Pharmaceutical firm Johnson & Johnson (J&J) is facing renewed pressure from Doctors Without Borders (MSF) to bring down the cost of tuberclosis medicine bedaquiline to scale up the treatment of the drug-resistant strain and bring down the number of deaths recorded annually.
MSF Thursday renewed their push to have the drugs lowered to below Sh100, about half of the current price tag.
Doctors Without Borders (MSF), says its demanding this price cut “considering the joint contributions made in the development of this drug, including by MSF itself.”
Bedaquiline is one of the only three effective TB drugs to be developed in over 50 years.
MSF said currently, J&J charges double the price that MSF is asking – about Sh40,000 ($400) for a six-month treatment course for countries eligible to buy the drug through the Global Drug Facility (GDF)- a TB drug and diagnostic procurement mechanism, operating out of a UN agency.
“Bedaquiline was developed using taxpayer money and contributions from the global TB community,” said HIV & TB Policy Advisor for MSF’s Access Campaign, Sharonann Lynch.
“Those who contributed to bedaquiline’s development should have a say in how the drug is priced.

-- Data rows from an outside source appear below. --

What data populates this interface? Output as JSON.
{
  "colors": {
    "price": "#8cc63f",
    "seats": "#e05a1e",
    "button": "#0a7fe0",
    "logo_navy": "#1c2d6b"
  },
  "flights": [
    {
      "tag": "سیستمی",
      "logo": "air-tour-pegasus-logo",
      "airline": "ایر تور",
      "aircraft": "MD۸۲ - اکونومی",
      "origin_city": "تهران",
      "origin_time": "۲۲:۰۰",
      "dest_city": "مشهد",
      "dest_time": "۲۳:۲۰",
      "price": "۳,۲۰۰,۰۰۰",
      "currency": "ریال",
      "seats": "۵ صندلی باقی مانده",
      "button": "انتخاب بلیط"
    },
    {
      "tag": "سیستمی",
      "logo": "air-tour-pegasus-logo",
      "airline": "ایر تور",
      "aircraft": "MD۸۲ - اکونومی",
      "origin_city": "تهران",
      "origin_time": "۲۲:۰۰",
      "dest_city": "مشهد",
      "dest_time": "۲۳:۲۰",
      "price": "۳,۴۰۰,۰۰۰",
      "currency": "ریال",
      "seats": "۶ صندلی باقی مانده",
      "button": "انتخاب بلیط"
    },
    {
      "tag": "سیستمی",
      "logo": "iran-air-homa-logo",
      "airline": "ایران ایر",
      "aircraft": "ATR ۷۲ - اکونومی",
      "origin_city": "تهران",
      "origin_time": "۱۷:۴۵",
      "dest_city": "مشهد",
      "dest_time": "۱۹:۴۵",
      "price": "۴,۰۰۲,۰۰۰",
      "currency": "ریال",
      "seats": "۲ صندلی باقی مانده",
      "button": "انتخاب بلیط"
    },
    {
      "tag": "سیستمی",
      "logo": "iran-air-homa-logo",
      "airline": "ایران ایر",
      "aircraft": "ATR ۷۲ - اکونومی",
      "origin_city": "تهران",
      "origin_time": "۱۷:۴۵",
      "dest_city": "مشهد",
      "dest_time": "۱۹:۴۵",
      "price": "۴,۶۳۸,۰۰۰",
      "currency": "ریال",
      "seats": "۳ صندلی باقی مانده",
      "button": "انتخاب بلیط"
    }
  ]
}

We’re calling on J&J to price bedaquiline at no more than $1 per day so that it can be made available to all people with drug-resistant TB. We will not back down until the price of bedaquiline is brought down.”
J&J owns the patent on the drug in many countries and has sole rights to determine in which countries the drug will be sold, MSF said.

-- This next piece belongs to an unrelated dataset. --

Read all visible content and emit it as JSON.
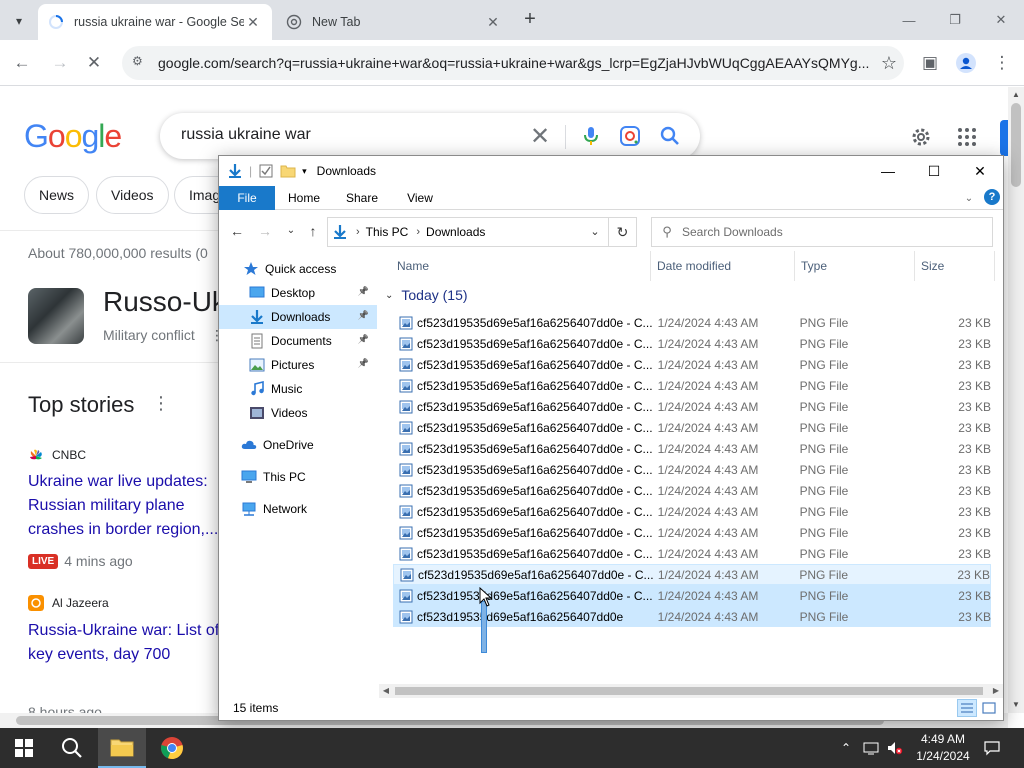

Kenya has been listed as a drug-resistance tuberculosis (DR-TB) high-burden country globally.
In Kenya, MSF was the first to introduce the anti-TB drug (bedaquiline) in 2016, and is one of the local NGOs and health ministry’s partners in offering free TB treatment in Kenya.